Gimme shelter...

Most of my cameras (wyze & other) need to live outdoors. Inspired by a bird house on Thingverse I decided to try and 3D print one. Here is the result.

Since others might be interested in this, here is the OpenSCAD code, it is embarrassingly short, so I’ll include it in this post.

First the body of the house:



a=0; // x offset
b=50; // front & back width
c=50; // left & right width
d=75; // height to peak of roof??
t=2; // wall thickness
// 175 is random height for cutoff roof cube r1
// 45 is random depth for cutoff roof cube r2
//vertical (walls)
translate([a,a1,0]) cube([r,b,t]); // front
translate([a,a1,c+t]) cube([r,b,t]); // back
translate([a,-a1,-t]) cube([r,t,c+3
t]); // right
translate([a,a1,-t]) mirror([0,1,0]) cube([r,t,c+3*t]); // left
// front opening
translate([32,0,-1]) cylinder(15,16,16,$fn=130);
// rear power opening
translate([0,-8,b]) cube([22.5,16,8]);
//cut off roof
rotate([0,0,-45]) translate([-r/2,0,-10]) mirror([0,0,0]) cube([r,a+b+t,r1]); // right
rotate([0,0,45]) translate([-r/2,0,-10]) mirror([0,1,0]) cube([r,a+b+t,r1]); // left
translate([0,-12,b+4]) cube([28,24,9]);
translate([0,-8,b+4]) cube([16+6.5,16,7]);


And then the roof:




// roof for house
translate([0,0,10]) cube([10,10,49.5]);


So… is this more cost effective than the bird house like things you can get from Amazon for ~$20US?

Well that depends, if you have a 3D printer, or know someone that does, well maybe. The cost of filament is <$2US for one, so it a an outwardly cheap solution, but it took over 2 hours to print each part, so making a whole lot this way is not very time efficient.

But it was a lot of fun learning about OpenSCAD and printing my WyzeHouses.

Yes, I did take the picture with a Wyze V2, and it was a PITA. Trying to hand hold it while watching the tablet for framing was next to impossible with the pixelazation each time the camera moved at all. However that is not a normal use case.


Looks nice and weatherproof. I am not sure about the lens opening, rain might get in around the lens, and possibly the microphone hole. Depending where you are, and how much rain you get, it may be fine.

If it was wood color, if would make a covert camera on top of a Cuckoo clock, or even in gray on a shelf. It looks like a miniature bird house, not a camera.

I would be concerned about heat build up with no ventilation.

But good job. It looks nice.

Yep, it has no (well minimal) ventilation, but with ventilation come bugs, bugs and more bugs.

Print it in one of the wood grained filaments, or draw some hands on the face with white paint for the clock like look!

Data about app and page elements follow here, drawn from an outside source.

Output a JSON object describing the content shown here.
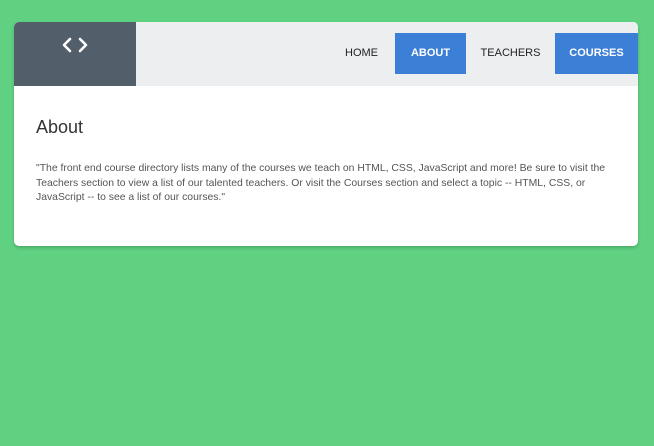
{
  "colors": {
    "page_background": "#5fd181",
    "header_background": "#edeef0",
    "logo_background": "#535e6b",
    "accent": "#3c7fd6"
  },
  "logo": {
    "icon": "code-brackets-icon"
  },
  "nav": {
    "items": [
      {
        "label": "HOME",
        "active": false
      },
      {
        "label": "ABOUT",
        "active": true
      },
      {
        "label": "TEACHERS",
        "active": false
      },
      {
        "label": "COURSES",
        "active": true
      }
    ]
  },
  "main": {
    "title": "About",
    "body": "\"The front end course directory lists many of the courses we teach on HTML, CSS, JavaScript and more! Be sure to visit the Teachers section to view a list of our talented teachers. Or visit the Courses section and select a topic -- HTML, CSS, or JavaScript -- to see a list of our courses.\""
  }
}
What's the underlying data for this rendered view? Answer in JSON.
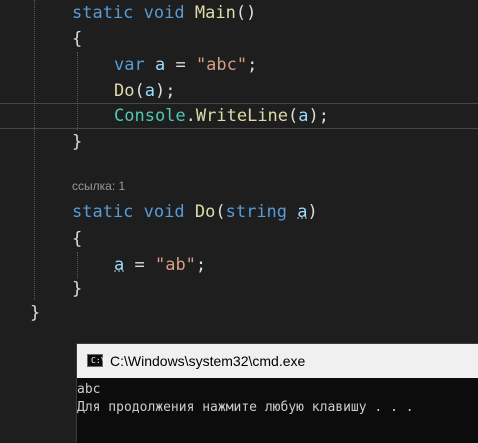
{
  "editor": {
    "main_sig": {
      "kw1": "static",
      "kw2": "void",
      "name": "Main",
      "rest": "()"
    },
    "open1": "{",
    "line_var": {
      "kw": "var",
      "varname": "a",
      "eq": " = ",
      "str": "\"abc\"",
      "end": ";"
    },
    "line_do": {
      "fn": "Do",
      "open": "(",
      "arg": "a",
      "close": ");"
    },
    "line_console": {
      "cls": "Console",
      "dot": ".",
      "fn": "WriteLine",
      "open": "(",
      "arg": "a",
      "close": ");"
    },
    "close1": "}",
    "codelens": "ссылка: 1",
    "do_sig": {
      "kw1": "static",
      "kw2": "void",
      "name": "Do",
      "open": "(",
      "type": "string",
      "param": "a",
      "close": ")"
    },
    "open2": "{",
    "line_assign": {
      "varname": "a",
      "eq": " = ",
      "str": "\"ab\"",
      "end": ";"
    },
    "close2": "}",
    "close_class": "}"
  },
  "console_window": {
    "title": "C:\\Windows\\system32\\cmd.exe",
    "icon_prompt": "C:\\",
    "output": [
      "abc",
      "Для продолжения нажмите любую клавишу . . ."
    ]
  },
  "colors": {
    "background": "#1e1e1e",
    "keyword": "#569cd6",
    "method": "#dcdcaa",
    "string": "#d69d85",
    "variable": "#9cdcfe",
    "class": "#4ec9b0"
  }
}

<p style=“text-align: right;”>I have been searching for a solution to making my Wyze Cams weather resistant, will little success. I was hoping to discover a cost effective , but simple means to protect the interior components. I thought a silicone skin might be a viable option, but none were available that I could find</p>
After giving it some considerable thought, I came up with this idea. It is as simple as it could be. This of course is not a method I would employ without doing some further testing, but it may be an option to consider.

This does raise concerns about the lack of any ventilation, and also sacrifices the flexibility of the multi axis positioning capability of the cameras base, but for the cost of a balloon, why not give it a try? It may even be a consideration to merge this idea with other options to add an extra layer of protection.

Thanks for your time

quite cool… An additional layer of “protection” is always a good idea.

I did some temperature tests with my WyzeHouse(s)™ and there was about 10C rise (over several hours) with the house on in still air on my workbench.

Don’t use it in the sun in temperate climates.